This is the largest COLA in 39 years. In the past 10 years, the COLA has averaged just 1.65%, according to the Associated Press. The purpose of the COLA is to help beneficiaries deal with increasing prices for food, gas and other necessary goods and services.
One person interviewed by the AP retired about 10 years ago and has seen her cost of living jump this year. She is worried that her food costs will keep her from affording her medication. The COLA will help.
How will the COLA affect Social Security Disability recipients?
According to the Social Security Administration, the estimated average monthly Social Security benefit for a disabled worker will rise from $1,282 (2021) to $1,358 (2022).
However, the exact amount of increase you will see in your benefits depends on a couple of factors. First, it will depend on whether you receive Social Security Disability Insurance (SSDI) or Supplemental Security Income (SSI).
For example, the standard SSI payment for an individual will rise from $794 to $841 per month next year. If you are on SSDI, your total benefit depends on the income you received while you were working, although they will max out at $3,345 per month next year.
In addition to raising the monthly benefit, the COLA affects the income you can receive while still maintaining your benefits. For example, a non-blind person receiving Social Security Disability benefits can earn $1,350 per month after the COLA, up from $1,310. A blind beneficiary will be able to earn $2,260 per month in 2022.
The COLA also affects the amount beneficiaries can earn from work. Currently, it’s $940 per month. After next year’s COLA, that will rise to $970 per month. The COLA does not affect the $2,000 individual/$3,000 couple resource limit for SSD beneficiaries.
This COLA is pretty substantial, compared to previous years.
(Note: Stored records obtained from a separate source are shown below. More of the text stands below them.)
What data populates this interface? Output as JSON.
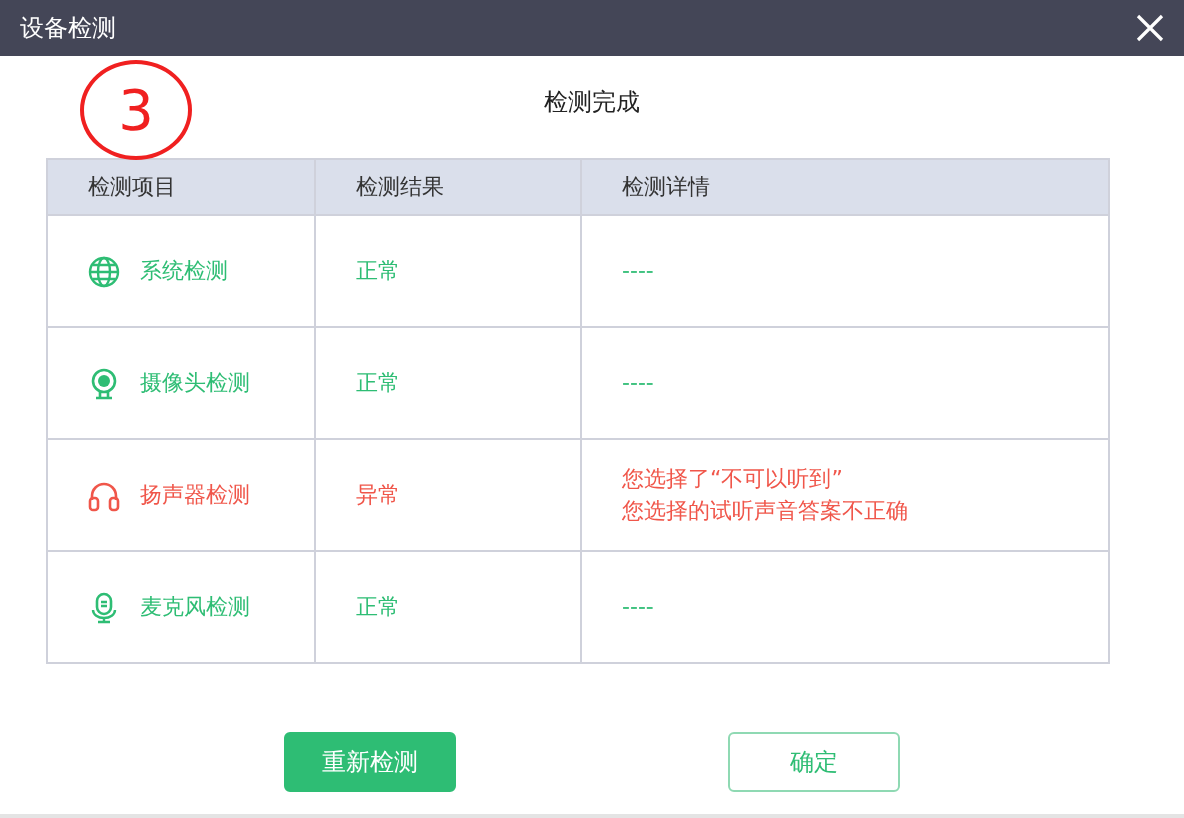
{
  "window": {
    "title": "设备检测"
  },
  "annotation": "3",
  "heading": "检测完成",
  "table": {
    "columns": [
      "检测项目",
      "检测结果",
      "检测详情"
    ],
    "rows": [
      {
        "kind": "globe",
        "item": "系统检测",
        "error": false,
        "result": "正常",
        "details": [
          "----"
        ]
      },
      {
        "kind": "webcam",
        "item": "摄像头检测",
        "error": false,
        "result": "正常",
        "details": [
          "----"
        ]
      },
      {
        "kind": "headphones",
        "item": "扬声器检测",
        "error": true,
        "result": "异常",
        "details": [
          "您选择了“不可以听到”",
          "您选择的试听声音答案不正确"
        ]
      },
      {
        "kind": "microphone",
        "item": "麦克风检测",
        "error": false,
        "result": "正常",
        "details": [
          "----"
        ]
      }
    ]
  },
  "buttons": [
    {
      "kind": "primary",
      "label": "重新检测"
    },
    {
      "kind": "secondary",
      "label": "确定"
    }
  ]
}
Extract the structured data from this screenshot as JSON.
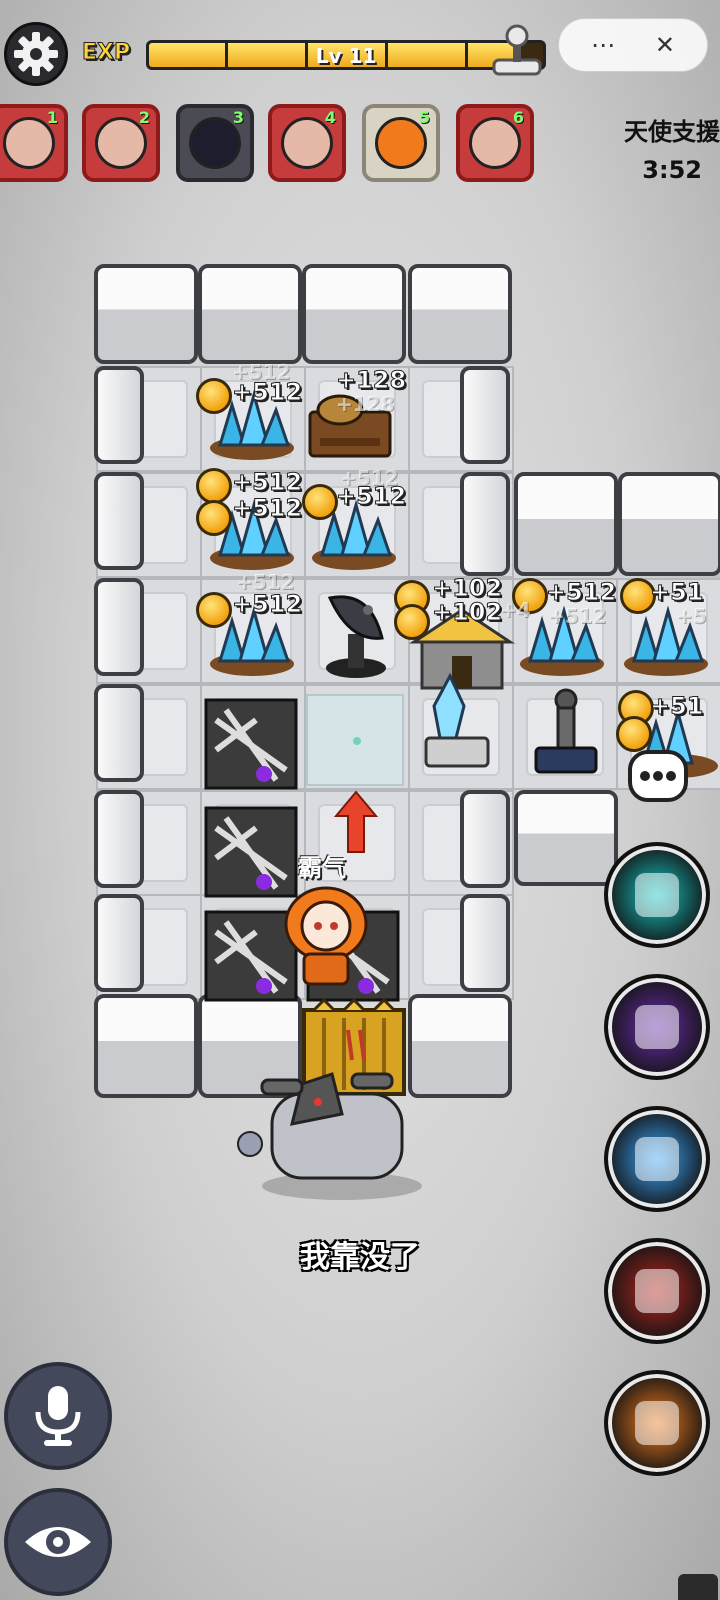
{
  "hud": {
    "exp_label": "EXP",
    "level": "Lv 11",
    "exp_progress": 0.93
  },
  "units": [
    {
      "num": "1",
      "style": "red"
    },
    {
      "num": "2",
      "style": "red"
    },
    {
      "num": "3",
      "style": "dark"
    },
    {
      "num": "4",
      "style": "red"
    },
    {
      "num": "5",
      "style": "light"
    },
    {
      "num": "6",
      "style": "red"
    }
  ],
  "side_event": {
    "label": "天使支援",
    "timer": "3:52"
  },
  "board": {
    "gold_labels": [
      "+512",
      "+128",
      "+512",
      "+512",
      "+512",
      "+512",
      "+102",
      "+102",
      "+512",
      "+51",
      "+51"
    ],
    "ghost_labels": [
      "+512",
      "+128",
      "+512",
      "+512",
      "+4",
      "+512",
      "+5"
    ],
    "buff_label": "霸气"
  },
  "subtitle": "我靠没了",
  "skills": [
    {
      "icon": "shield-skill-icon",
      "color": "#13c7c7"
    },
    {
      "icon": "shadow-beast-skill-icon",
      "color": "#6b2bb0"
    },
    {
      "icon": "ice-burst-skill-icon",
      "color": "#3aa7ff"
    },
    {
      "icon": "rage-face-skill-icon",
      "color": "#b8251d"
    },
    {
      "icon": "rocket-skill-icon",
      "color": "#f07a1c"
    }
  ],
  "colors": {
    "exp_fill": "#f0a91c",
    "unit_red": "#c63b3b",
    "unit_number": "#7dff70"
  }
}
It may not sound like a lot to some people, but the extra $76 per month for the average worker with a disabling condition will make it easier for many beneficiaries to make ends meet.